What’s the Claim?
A long-term cohort study of more than 15,000 patients found that individuals who’d experienced at least one moderate to severe traumatic brain injury (TBI, defined as an injury causing loss of consciousness [LOC] of 30 minutes or longer) had poorer scores for attention, executive function, and cognitive processing speed than individuals who reported no prior head injury. Those who experienced one mild TBI (mTBI, defined as a head injury with LOC of <30 minutes or a dazed or confused episode) reported somewhat lower scores for attention, but no other detectable deficits. What’s most interesting about this study is the dose-response curve — with each mTBI episode, things looked a little worse; for example, those who reported three mTBIs had not just poorer attention scores (more so than the one mTBI group) but also poorer scores for executive function, and those with four mTBIs had even worse scores for attention and poorer scores for processing speed and working memory. Finally, these changes seem fixed — once they happen, they don’t seem to improve or worsen.
How’s It Stack Up?
This extends on what was known of the idea that once cognitive changes appear, they generally stay stable over time. The follow-up span in this study and its size make its findings more helpful and convincing than prior efforts on the same topic. It also appears to differ a bit from a smaller study that had a shorter follow-up period in terms of the cognitive domains most affected — that smaller study found memory loss to be one of the more pronounced findings after TBI, while memory loss was not so prominent here. This likely was an artifact of how memory was tested. In the earlier study, it was verbal memory, whereas here verbal memory was assessed under “executive function” and what this study called “memory” was more a kind of visual memory. This was a somewhat subtle distinction relative to the main, and most-interesting, finding — there is a large and convincing dose-response relationship associated with several smaller hits to the head. We note, though, that even the mild TBIs here were not what sometimes are referred to elsewhere as "subconcussive blows" of the kind that occur in collision sports. The “mild” TBIs in this study certainly were concussions by any definition.
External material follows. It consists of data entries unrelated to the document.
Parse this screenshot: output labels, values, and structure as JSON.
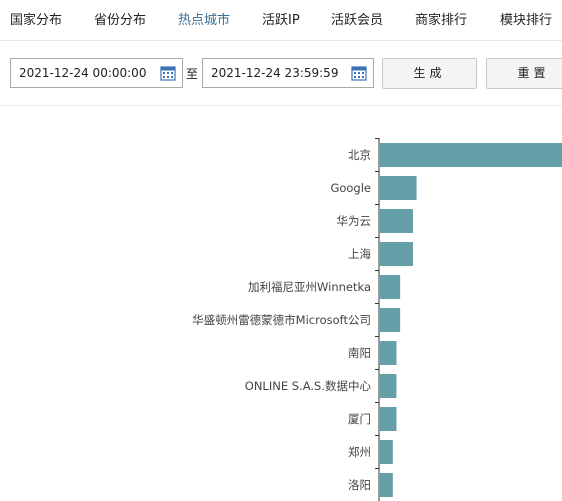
{
  "tabs": [
    {
      "label": "国家分布"
    },
    {
      "label": "省份分布"
    },
    {
      "label": "热点城市"
    },
    {
      "label": "活跃IP"
    },
    {
      "label": "活跃会员"
    },
    {
      "label": "商家排行"
    },
    {
      "label": "模块排行"
    }
  ],
  "active_tab": "热点城市",
  "filters": {
    "start_datetime": "2021-12-24 00:00:00",
    "separator": "至",
    "end_datetime": "2021-12-24 23:59:59",
    "generate_label": "生成",
    "reset_label": "重置",
    "calendar_icon": "calendar-icon"
  },
  "colors": {
    "bar": "#659fa8",
    "active_tab": "#3d6f94"
  },
  "chart_data": {
    "type": "bar",
    "orientation": "horizontal",
    "categories": [
      "北京",
      "Google",
      "华为云",
      "上海",
      "加利福尼亚州Winnetka",
      "华盛顿州雷德蒙德市Microsoft公司",
      "南阳",
      "ONLINE S.A.S.数据中心",
      "厦门",
      "郑州",
      "洛阳"
    ],
    "values": [
      100,
      20,
      18,
      18,
      11,
      11,
      9,
      9,
      9,
      7,
      7
    ],
    "xlim": [
      0,
      100
    ],
    "grid": false
  }
}
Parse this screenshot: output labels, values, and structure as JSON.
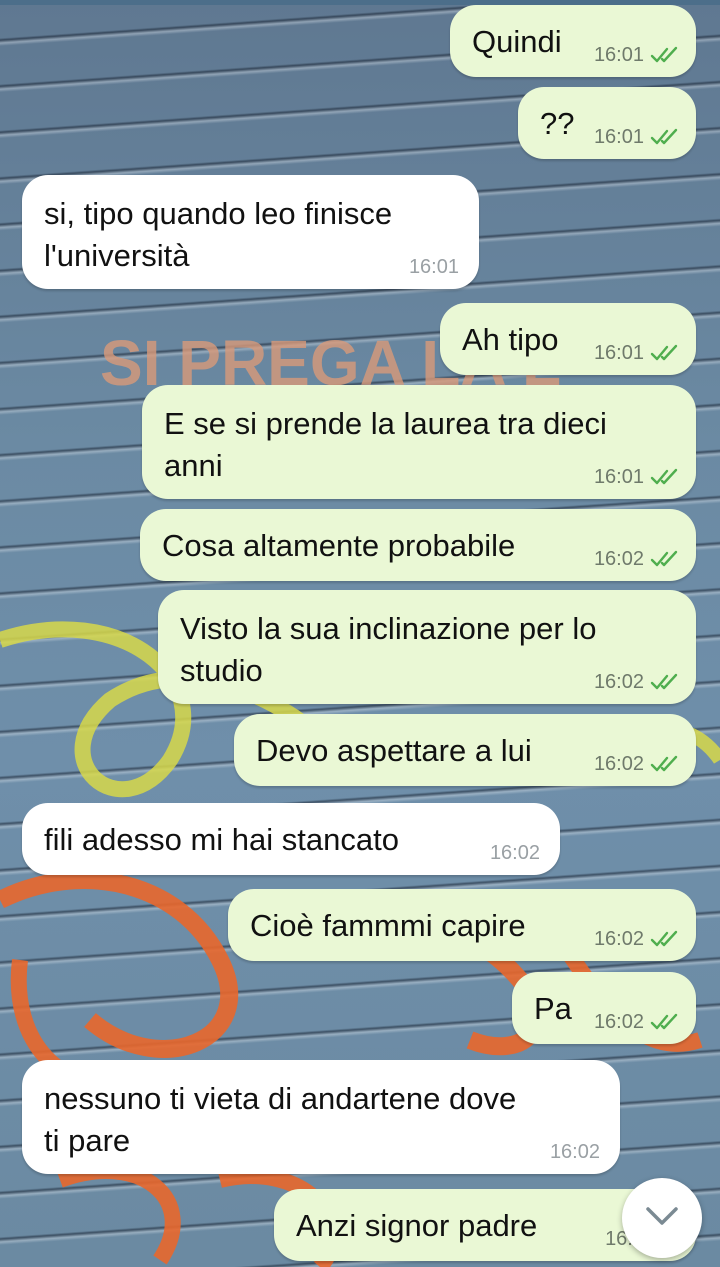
{
  "messages": [
    {
      "dir": "out",
      "lines": [
        "Quindi"
      ],
      "time": "16:01"
    },
    {
      "dir": "out",
      "lines": [
        "??"
      ],
      "time": "16:01"
    },
    {
      "dir": "in",
      "lines": [
        "si, tipo quando leo finisce",
        "l'università"
      ],
      "time": "16:01"
    },
    {
      "dir": "out",
      "lines": [
        "Ah tipo"
      ],
      "time": "16:01"
    },
    {
      "dir": "out",
      "lines": [
        "E se si prende la laurea tra dieci",
        "anni"
      ],
      "time": "16:01"
    },
    {
      "dir": "out",
      "lines": [
        "Cosa altamente probabile"
      ],
      "time": "16:02"
    },
    {
      "dir": "out",
      "lines": [
        "Visto la sua inclinazione per lo",
        "studio"
      ],
      "time": "16:02"
    },
    {
      "dir": "out",
      "lines": [
        "Devo aspettare a lui"
      ],
      "time": "16:02"
    },
    {
      "dir": "in",
      "lines": [
        "fili adesso mi hai stancato"
      ],
      "time": "16:02"
    },
    {
      "dir": "out",
      "lines": [
        "Cioè fammmi capire"
      ],
      "time": "16:02"
    },
    {
      "dir": "out",
      "lines": [
        "Pa"
      ],
      "time": "16:02"
    },
    {
      "dir": "in",
      "lines": [
        "nessuno ti vieta di andartene dove",
        "ti pare"
      ],
      "time": "16:02"
    },
    {
      "dir": "out",
      "lines": [
        "Anzi signor padre"
      ],
      "time": "16:0"
    }
  ],
  "wallpaper": {
    "graffiti_text": "SI PREGA LA L"
  },
  "colors": {
    "outgoing_bubble": "#eaf8d5",
    "incoming_bubble": "#ffffff",
    "read_ticks": "#4fae4e"
  },
  "icons": {
    "read_receipt": "double-check-icon",
    "scroll_down": "chevron-down-icon"
  }
}
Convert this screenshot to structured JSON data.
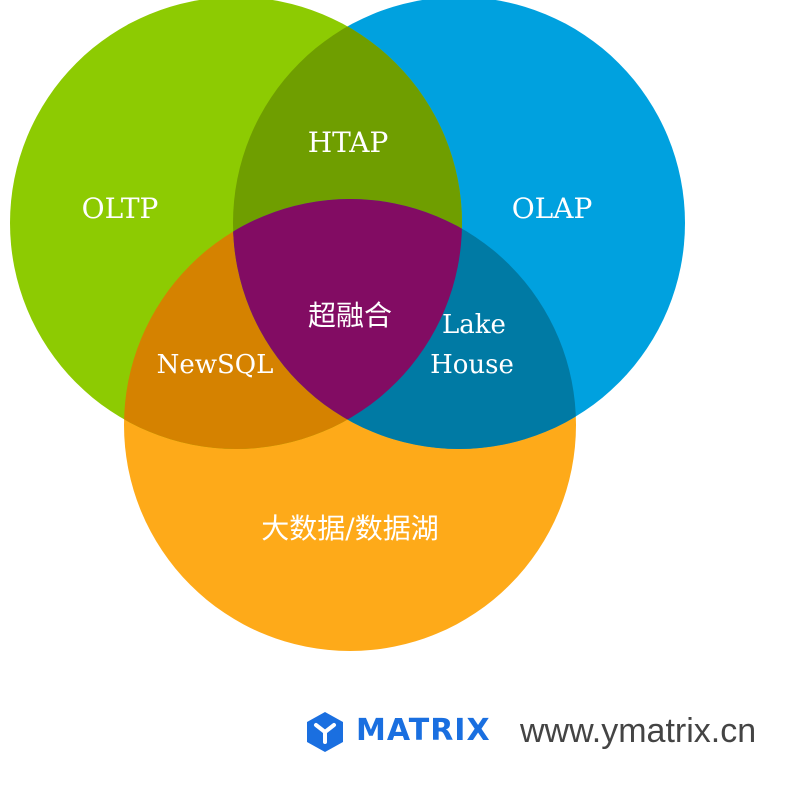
{
  "diagram": {
    "circles": [
      {
        "name": "OLTP",
        "color": "#8dcb02"
      },
      {
        "name": "OLAP",
        "color": "#00a1df"
      },
      {
        "name": "大数据/数据湖",
        "color": "#feaa19"
      }
    ],
    "overlaps": {
      "oltp_olap": {
        "label": "HTAP",
        "color": "#6f9e00"
      },
      "oltp_bigdata": {
        "label": "NewSQL",
        "color": "#d58200"
      },
      "olap_bigdata": {
        "label_line1": "Lake",
        "label_line2": "House",
        "color": "#007aa4"
      },
      "all_three": {
        "label": "超融合",
        "color": "#820c63"
      }
    }
  },
  "footer": {
    "brand": "MATRIX",
    "brand_color": "#1a6fe0",
    "url": "www.ymatrix.cn"
  }
}
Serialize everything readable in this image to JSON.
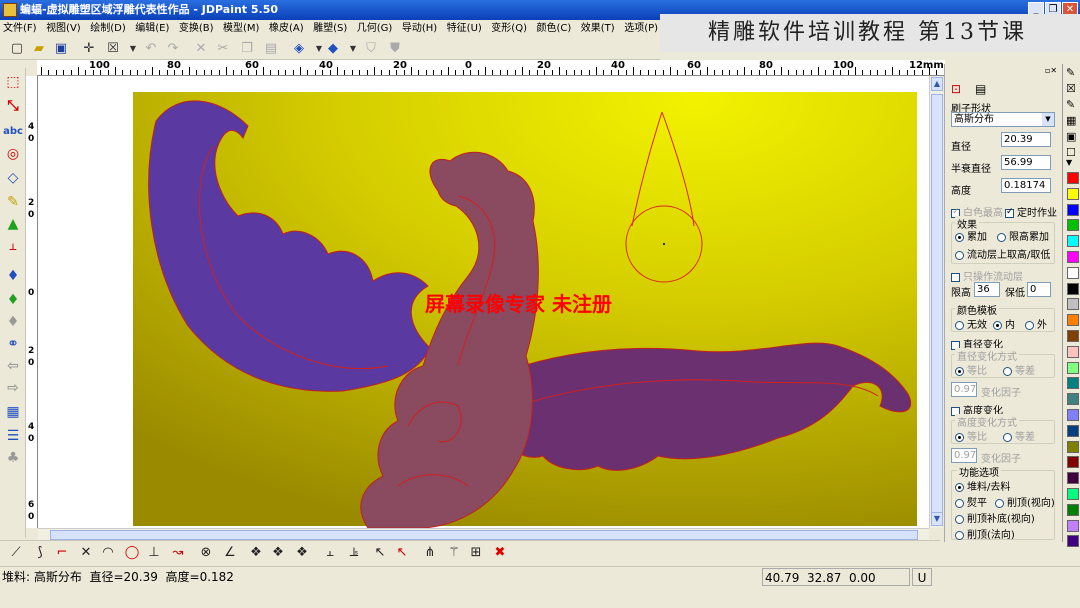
{
  "window": {
    "title": "蝙蝠-虚拟雕塑区域浮雕代表性作品 - JDPaint 5.50",
    "buttons": [
      "_",
      "❐",
      "✕"
    ]
  },
  "banner": {
    "text": "精雕软件培训教程  第13节课"
  },
  "menu": [
    "文件(F)",
    "视图(V)",
    "绘制(D)",
    "编辑(E)",
    "变换(B)",
    "模型(M)",
    "橡皮(A)",
    "雕塑(S)",
    "几何(G)",
    "导动(H)",
    "特征(U)",
    "变形(Q)",
    "颜色(C)",
    "效果(T)",
    "选项(P)",
    "艺"
  ],
  "ruler": {
    "h_labels": [
      "100",
      "80",
      "60",
      "40",
      "20",
      "0",
      "20",
      "40",
      "60",
      "80",
      "100",
      "12mm"
    ],
    "v_labels": [
      "4",
      "0",
      "2",
      "0",
      "0",
      "2",
      "0",
      "4",
      "0",
      "6",
      "0"
    ]
  },
  "watermark": "屏幕录像专家 未注册",
  "panel": {
    "brush_shape_label": "刷子形状",
    "brush_shape_value": "高斯分布",
    "diameter_label": "直径",
    "diameter_value": "20.39",
    "half_diameter_label": "半衰直径",
    "half_diameter_value": "56.99",
    "height_label": "高度",
    "height_value": "0.18174",
    "white_highest_label": "白色最高",
    "timed_label": "定时作业",
    "effect_label": "效果",
    "effect_add": "累加",
    "effect_limit": "限高累加",
    "effect_flow": "流动层上取高/取低",
    "only_flow_label": "只操作流动层",
    "limit_high_label": "限高",
    "limit_high_value": "36",
    "keep_low_label": "保低",
    "keep_low_value": "0",
    "color_template_label": "颜色模板",
    "ct_none": "无效",
    "ct_in": "内",
    "ct_out": "外",
    "diam_change_label": "直径变化",
    "diam_mode_label": "直径变化方式",
    "ratio": "等比",
    "diff": "等差",
    "factor_value": "0.97",
    "factor_label": "变化因子",
    "height_change_label": "高度变化",
    "height_mode_label": "高度变化方式",
    "func_label": "功能选项",
    "func_pile": "堆料/去料",
    "func_flat": "熨平",
    "func_cut_view": "削顶(视向)",
    "func_fill": "削顶补底(视向)",
    "func_cut_normal": "削顶(法向)"
  },
  "palette": [
    "#ff0000",
    "#ffff00",
    "#0000ff",
    "#00c000",
    "#00ffff",
    "#ff00ff",
    "#ffffff",
    "#000000",
    "#c0c0c0",
    "#ff8000",
    "#804000",
    "#ffc0c0",
    "#80ff80",
    "#008080",
    "#408080",
    "#8080ff",
    "#004080",
    "#808000",
    "#800000",
    "#400040",
    "#00ff80",
    "#008000",
    "#c080ff",
    "#400080"
  ],
  "status": {
    "left": "堆料: 高斯分布  直径=20.39  高度=0.182",
    "coords": "40.79  32.87  0.00",
    "mode": "U"
  }
}
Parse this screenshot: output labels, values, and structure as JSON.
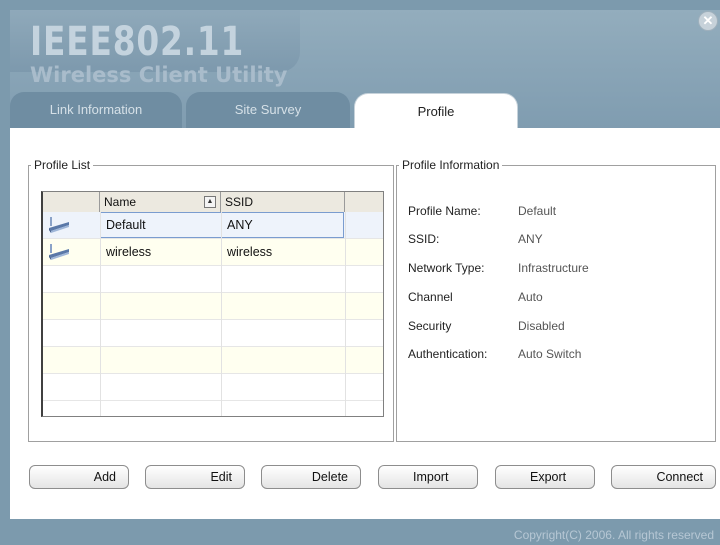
{
  "header": {
    "brand": "IEEE802.11",
    "subtitle": "Wireless Client Utility"
  },
  "window": {
    "close_icon": "close-icon"
  },
  "tabs": [
    {
      "label": "Link Information",
      "active": false
    },
    {
      "label": "Site Survey",
      "active": false
    },
    {
      "label": "Profile",
      "active": true
    }
  ],
  "profile_list": {
    "legend": "Profile List",
    "columns": [
      "Name",
      "SSID"
    ],
    "rows": [
      {
        "icon": "network-adapter-icon",
        "name": "Default",
        "ssid": "ANY",
        "selected": true
      },
      {
        "icon": "network-adapter-icon",
        "name": "wireless",
        "ssid": "wireless",
        "selected": false
      }
    ]
  },
  "profile_info": {
    "legend": "Profile Information",
    "fields": [
      {
        "label": "Profile Name:",
        "value": "Default"
      },
      {
        "label": "SSID:",
        "value": "ANY"
      },
      {
        "label": "Network Type:",
        "value": "Infrastructure"
      },
      {
        "label": "Channel",
        "value": "Auto"
      },
      {
        "label": "Security",
        "value": "Disabled"
      },
      {
        "label": "Authentication:",
        "value": "Auto Switch"
      }
    ]
  },
  "buttons": {
    "add": "Add",
    "edit": "Edit",
    "delete": "Delete",
    "import": "Import",
    "export": "Export",
    "connect": "Connect"
  },
  "footer": {
    "copyright": "Copyright(C) 2006. All rights reserved"
  },
  "colors": {
    "frame": "#7c9aad",
    "header": "#8fa9ba",
    "tab_inactive": "#6f8da2",
    "selection": "#7a9ccf",
    "row_alt": "#fffff0"
  }
}
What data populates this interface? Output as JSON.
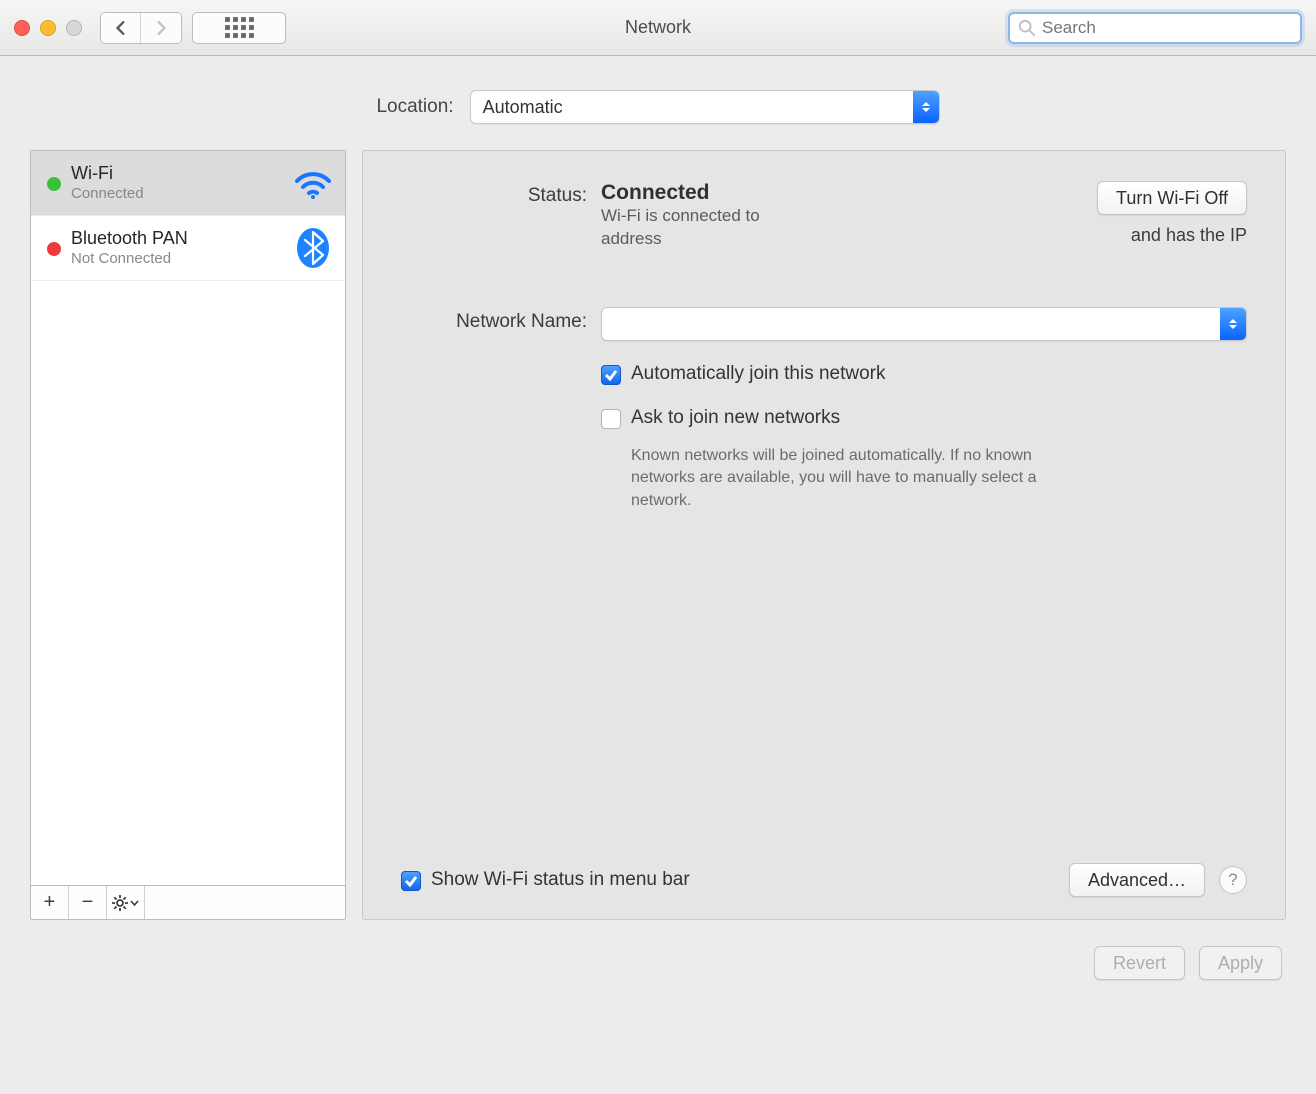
{
  "window": {
    "title": "Network",
    "search_placeholder": "Search",
    "back_disabled": false,
    "forward_disabled": true
  },
  "location": {
    "label": "Location:",
    "value": "Automatic"
  },
  "services": [
    {
      "name": "Wi-Fi",
      "status": "Connected",
      "dot": "green",
      "icon": "wifi",
      "selected": true
    },
    {
      "name": "Bluetooth PAN",
      "status": "Not Connected",
      "dot": "red",
      "icon": "bluetooth",
      "selected": false
    }
  ],
  "services_toolbar": {
    "add": "+",
    "remove": "−",
    "gear": "⚙"
  },
  "detail": {
    "status_label": "Status:",
    "status_value": "Connected",
    "toggle_button": "Turn Wi-Fi Off",
    "status_desc": "Wi-Fi is connected to",
    "status_desc2": "address",
    "status_extra": "and has the IP",
    "network_name_label": "Network Name:",
    "network_name_value": "",
    "auto_join": {
      "checked": true,
      "label": "Automatically join this network"
    },
    "ask_join": {
      "checked": false,
      "label": "Ask to join new networks",
      "help": "Known networks will be joined automatically. If no known networks are available, you will have to manually select a network."
    },
    "show_menubar": {
      "checked": true,
      "label": "Show Wi-Fi status in menu bar"
    },
    "advanced_button": "Advanced…"
  },
  "footer": {
    "revert": "Revert",
    "apply": "Apply"
  }
}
What’s Our Take?
Team docs, this one’s for you. This robust and methodologically intense study, which most team physicians probably did not see because of where it was published, absolutely should influence how those team physicians counsel their athletes. Even one “real concussion” takes its toll, and each successive ringing of the bell after that makes things worse. Last word goes to the study’s authors, who noted that “each additional mTBI increases risk of substantial cognitive decline,” and that three or more resulted in “significant long-term cognitive deficits.”
Lennon MJ, Brooker H, Creese B, et al. Lifetime Traumatic Brain Injury and Cognitive Domain Deficits in Late Life: The PROTECT-TBI Cohort Study. J Neurotrauma. Published online January 27, 2023. DOI: 10.1089/neu.2022.0360.